For more than fifty years, the Sidney Hillman Foundation has awarded the Hillman prizes, which are among the most prestigious honors in journalism. In 2009, the foundation inaugurated the Sidney, a monthly award for an outstanding piece of socially-conscious journalism. We are looking for investigative work that fosters social and economic justice. Make a nomination.
R.G. Dunlop and Jacob Ryan of the Kentucky Center for Investigative Reporting win the February Sidney Award for exposing an outrageous system of patronage with their story “Only in Kentucky: Jailers Without Jails.” Due to a quirk in Kentucky’s constitution, 41 counties have a county jailer, but no jail.
Richard Marosi and Don Bartletti wins the January Sidney Award for “Product of Mexico,” a multi-media package for the Los Angeles Times documenting the brutal labor practices on Mexican farms that supply tomatoes and other produce to major U.S. retailers including WalMart.
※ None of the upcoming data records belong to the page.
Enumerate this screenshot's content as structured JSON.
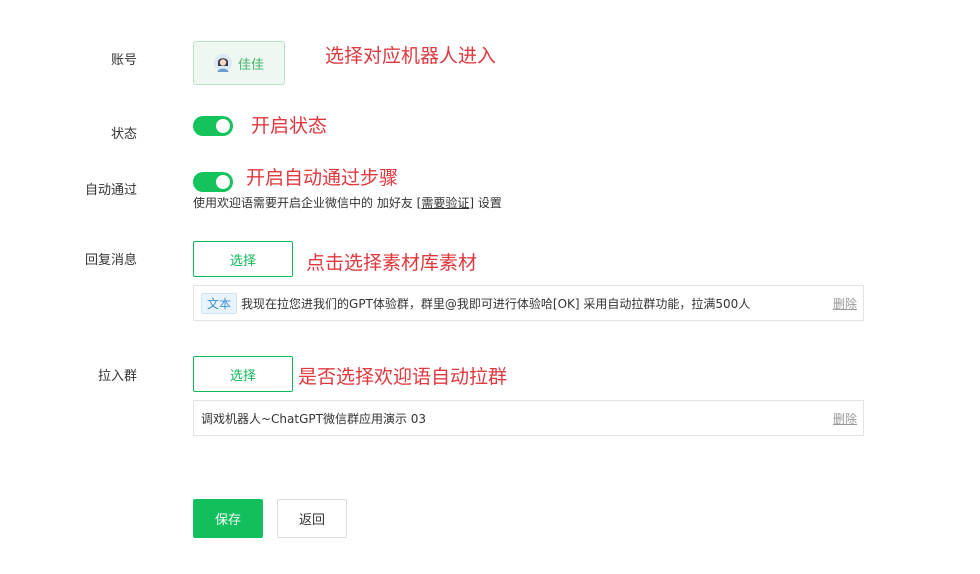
{
  "form": {
    "account": {
      "label": "账号",
      "value": "佳佳",
      "icon": "avatar-icon"
    },
    "status": {
      "label": "状态",
      "enabled": true
    },
    "auto_pass": {
      "label": "自动通过",
      "enabled": true,
      "hint_prefix": "使用欢迎语需要开启企业微信中的 加好友 [",
      "hint_link": "需要验证",
      "hint_suffix": "] 设置"
    },
    "reply": {
      "label": "回复消息",
      "select_label": "选择",
      "item_tag": "文本",
      "item_text": "我现在拉您进我们的GPT体验群，群里@我即可进行体验哈[OK] 采用自动拉群功能，拉满500人",
      "delete_label": "删除"
    },
    "group": {
      "label": "拉入群",
      "select_label": "选择",
      "item_text": "调戏机器人~ChatGPT微信群应用演示 03",
      "delete_label": "删除"
    }
  },
  "annotations": {
    "account": "选择对应机器人进入",
    "status": "开启状态",
    "auto_pass": "开启自动通过步骤",
    "reply": "点击选择素材库素材",
    "group": "是否选择欢迎语自动拉群"
  },
  "actions": {
    "save_label": "保存",
    "back_label": "返回"
  },
  "colors": {
    "primary": "#11c05d",
    "annotation": "#e0383e",
    "tag_blue": "#3b8fd6"
  }
}
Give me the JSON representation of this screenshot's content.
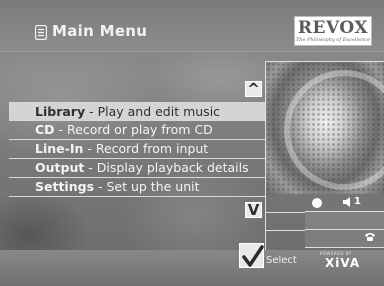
{
  "header": {
    "title": "Main Menu",
    "menu_icon": "list-icon"
  },
  "logo": {
    "brand": "REVOX",
    "tagline": "The Philosophy of Excellence"
  },
  "menu": {
    "items": [
      {
        "keyword": "Library",
        "description": " - Play and edit music",
        "selected": true
      },
      {
        "keyword": "CD",
        "description": " - Record or play from CD",
        "selected": false
      },
      {
        "keyword": "Line-In",
        "description": " - Record from input",
        "selected": false
      },
      {
        "keyword": "Output",
        "description": " - Display playback details",
        "selected": false
      },
      {
        "keyword": "Settings",
        "description": " - Set up the unit",
        "selected": false
      }
    ]
  },
  "scroll": {
    "up_icon": "scroll-up-icon",
    "down_icon": "scroll-down-icon",
    "up_glyph": "^",
    "down_glyph": "V",
    "cursor_glyph": ">"
  },
  "status": {
    "output_number": "1",
    "record_icon": "record-dot-icon",
    "speaker_icon": "speaker-icon",
    "phone_icon": "phone-icon"
  },
  "footer": {
    "select_label": "Select",
    "select_icon": "checkmark-icon",
    "powered_by": "POWERED BY",
    "partner_logo": "XiVA"
  },
  "colors": {
    "selected_bg": "#d4d4d4",
    "selected_text": "#303030",
    "menu_text": "#f4f4f4",
    "panel_gray": "#7c7c7c"
  }
}
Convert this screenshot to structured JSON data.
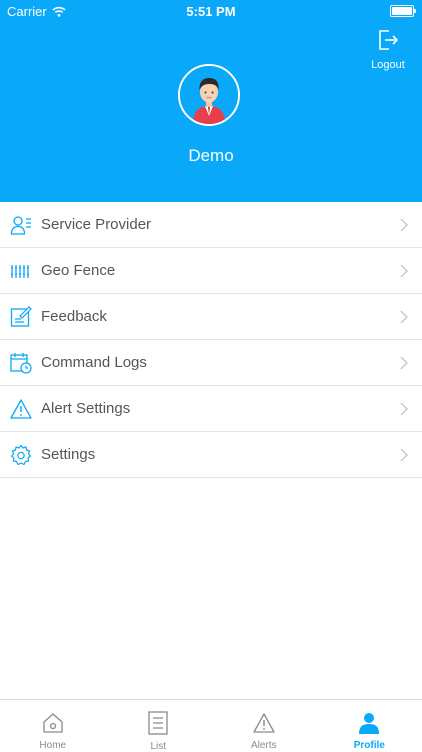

Greg Palast wins the December Sidney for “Jim Crow Returns,” and “Challenging Crosscheck,” a two-part Al Jazeera America exposé that shows how millions of innocent people were flagged as suspected vote fraudsters just because they have the same first and last name as a voter in another state.
On the eve of the 2014 elections, officials had begun to purge voters based on Crosscheck, with over 40,000 voters being dropped from the rolls in Virginia alone.
Adrian Chen wins the November Sidney Award for “Unseen,” a Wired feature about content moderators, the invisible army of contractors who spend their days sifting through all the porn, gore and hate speech that users try to upload to social networks.
McClatchy and ProPublica win the October Sidney Award for “Contract to Cheat,” a year-long investigation showing that roughly 10 million construction workers are being misclassified as independent contractors. The scam harms workers and cheats taxpayers out of billions of dollars, but regulators have done nearly nothing about it.
The Post and Courier wins the September Sidney Award for “Till Death Do Us Part,” an investigative multimedia series probing South Carolina’s domestic homicide crisis.
Jay Root wins the August Sidney Award for “Hurting for Work,” a Texas Tribune series, which illustrates how laissez-faire policies created the “Texas Miracle” on the backs of workers.
Esther Kaplan wins the July Sidney Award for “Losing Sparta: The Bitter Truth About the Gospel Of Productivity” a feature in The Virginia Quarterly Review which describes how a Philips lighting plant in Sparta, Tennessee got off-shored to Mexico, despite being the most productive plant in the country.
Chris Hayes wins the May Sidney Award for “The New Abolitionism,” a provocative feature in The Nation in which he argues that fossil fuel companies must forfeit $10 trillion in wealth in order to save human civilization, a demand he says is no less urgent, and no less radical than the abolitionist ultimatum that slaveholders give up the vast wealth they held in human bondage.
Certificate designed by Edward Sorel
The Sidney is awarded monthly to a piece published in an American magazine, newspaper, on a news site, or a blog. Television and radio broadcasts by an American news outlet are also eligible, as are published photography series.
Deadlines are the last day of each month. The piece must have been published in the month preceding the deadline. In the case of magazines, please nominate according to the issue date on the publication, not when it first appeared.
Nominations are accepted for one's own work, or for someone else's.
The Foundation will announce a winner on the second Wednesday of each month. Recipients will be awarded $500, a bottle of union-made wine, and a certificate designed especially for the Sidney by New Yorker cartoonist, Edward Sorel.
If you wish to nominate yourself or a piece by anyone else, please click here for our nomination form.If you have any further questions about the nomination process, please send your inquiry to firstname.lastname@example.org